The summer of 1984 was tough for me. I experienced two rapes by an adult and systematic molestation from another adult, who also had another man in the room watching (I now understand this was to ensure he had a witness, in order to undermine me in the event I tried to report the incident). I have done purgative, cathartic work on those particular acts of violence. The nature of recovering from trauma is that it can be ongoing, with deeper levels of healing and freedom coming with indefatigable persistence to keep chipping away at it.
This January, I read three different things that freshly triggered an additional, very specific memory from age 15 — an attempted oral rape by yet another adult man. First, the Vanderbilt rape case conviction was announced, in which certain details mirrored my own experiences, especially the non-intervening bystanders (who, thankfully, in the Vanderbilt case, were charged with violent crime). Second, I read the Justice for Victims of Sex Trafficking legislation that passed the House of Representatives. Third, I re-read the Department of Justice's legal definition of rape and some of the absurd debates about it. Although I regularly engage with these kinds of issues, after reading these three particular materials, it became very clear that I needed to address my attempted oral rape; the time had arrived for that terrifying moment to be treated as a stand-alone piece of violence from which I was being given the opportunity to heal on a deeper level.
This is one of the many reasons why I believe profound dedication to self-care is essential to feminist social justice work. I knew exactly where to go and what to do. My mentor was available. We immediately scheduled experiential therapy; I thus did not have to go to the sexual assault center for triage. But let me tell you: I am exactly like every other survivor, and the sexual assault centers of our country are for me, just as they are for all of us.
Supported by friends and a brilliant psychologist, my therapy was astonishing, as all such healing work is. I felt like I had the chance to finally speak, fight and grieve, and be consoled and comforted. But then, on literally the very next day, I received a disturbing tweet with a close-up photograph of my face behind text that read, "I can't wait to cum all over your face and in your mouth."
The timing was canny, and I knew it was a crime. It was time to call the police, and to say to the Twittersphere, no more.
I've spent valuable March Madness time writing this. I have 6 versus 11 seed upsets to pick and opponents to scout. So for now, I am handing it back over to those of you who are unafraid to speak out against abuse like I have faced, and those of you who are righteous allies and intervening bystanders. You're on it. Keep at it — on the Internet, at home, at work and in your hearts, where the courage to tackle this may fundamentally lie. We have much to discuss, and much action to take.
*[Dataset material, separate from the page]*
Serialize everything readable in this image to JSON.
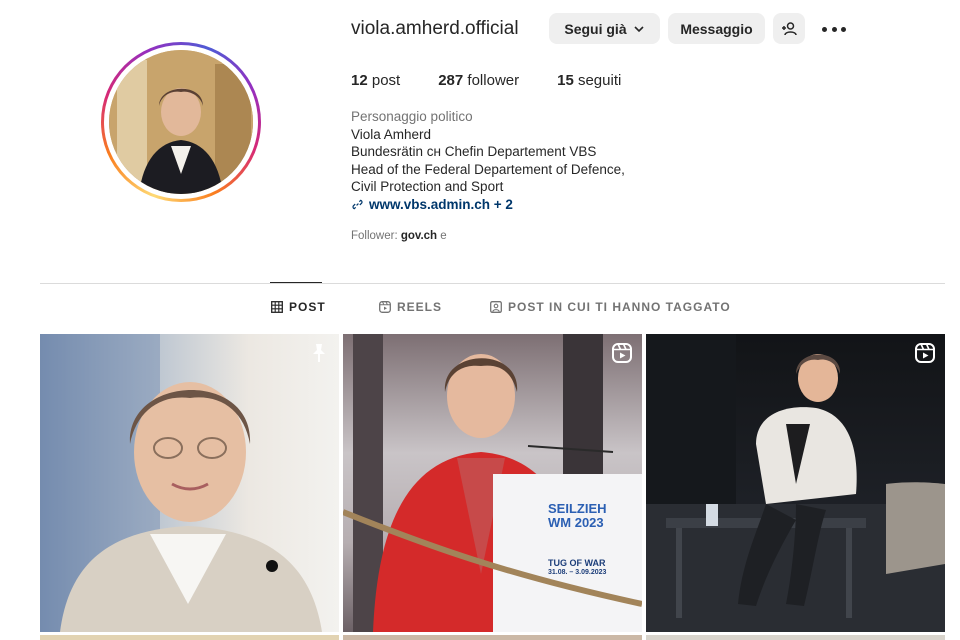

Join me.
Ashley Judd is a University of Kentucky and Harvard Kennedy School graduate. Her paper, "Gender Violence: Law and Social Justice" was awarded the Dean's Scholar Award at Harvard Law School. Her schools are seeded 1 and 13 in the NCAA Men's Tournament.